Start of Input material

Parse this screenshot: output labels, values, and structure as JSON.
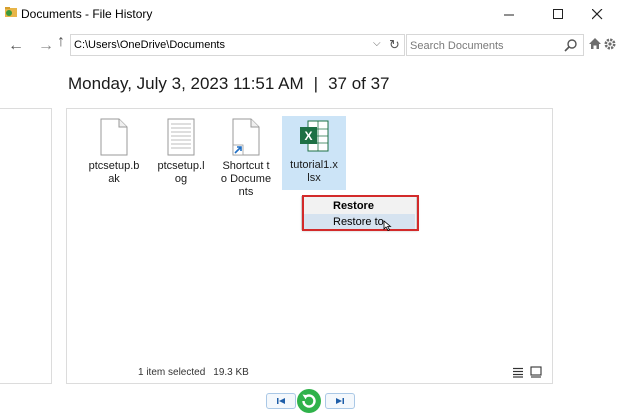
{
  "window": {
    "title": "Documents - File History",
    "minimize_icon": "minimize-icon",
    "maximize_icon": "maximize-icon",
    "close_icon": "close-icon"
  },
  "navigation": {
    "address": "C:\\Users\\OneDrive\\Documents",
    "search_placeholder": "Search Documents"
  },
  "header": {
    "date": "Monday, July 3, 2023 11:51 AM",
    "separator": "|",
    "position": "37 of 37"
  },
  "files": [
    {
      "name": "ptcsetup.bak",
      "icon": "blank-file-icon",
      "selected": false
    },
    {
      "name": "ptcsetup.log",
      "icon": "text-file-icon",
      "selected": false
    },
    {
      "name": "Shortcut to Documents",
      "icon": "shortcut-file-icon",
      "selected": false
    },
    {
      "name": "tutorial1.xlsx",
      "icon": "excel-file-icon",
      "selected": true
    }
  ],
  "context_menu": {
    "items": [
      {
        "label": "Restore",
        "bold": true
      },
      {
        "label": "Restore to",
        "highlighted": true
      }
    ]
  },
  "status": {
    "selected": "1 item selected",
    "size": "19.3 KB"
  },
  "colors": {
    "selection": "#cce4f7",
    "highlight_box": "#d32a2a",
    "excel_green": "#1d7044",
    "restore_green": "#2fb24a"
  }
}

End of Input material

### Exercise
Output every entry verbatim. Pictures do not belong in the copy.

### Result of this exercise
Parse this screenshot: output labels, values, and structure as JSON.
{
  "window": {
    "title": "Documents - File History",
    "minimize_icon": "minimize-icon",
    "maximize_icon": "maximize-icon",
    "close_icon": "close-icon"
  },
  "navigation": {
    "address": "C:\\Users\\OneDrive\\Documents",
    "search_placeholder": "Search Documents"
  },
  "header": {
    "date": "Monday, July 3, 2023 11:51 AM",
    "separator": "|",
    "position": "37 of 37"
  },
  "files": [
    {
      "name": "ptcsetup.bak",
      "icon": "blank-file-icon",
      "selected": false
    },
    {
      "name": "ptcsetup.log",
      "icon": "text-file-icon",
      "selected": false
    },
    {
      "name": "Shortcut to Documents",
      "icon": "shortcut-file-icon",
      "selected": false
    },
    {
      "name": "tutorial1.xlsx",
      "icon": "excel-file-icon",
      "selected": true
    }
  ],
  "context_menu": {
    "items": [
      {
        "label": "Restore",
        "bold": true
      },
      {
        "label": "Restore to",
        "highlighted": true
      }
    ]
  },
  "status": {
    "selected": "1 item selected",
    "size": "19.3 KB"
  },
  "colors": {
    "selection": "#cce4f7",
    "highlight_box": "#d32a2a",
    "excel_green": "#1d7044",
    "restore_green": "#2fb24a"
  }
}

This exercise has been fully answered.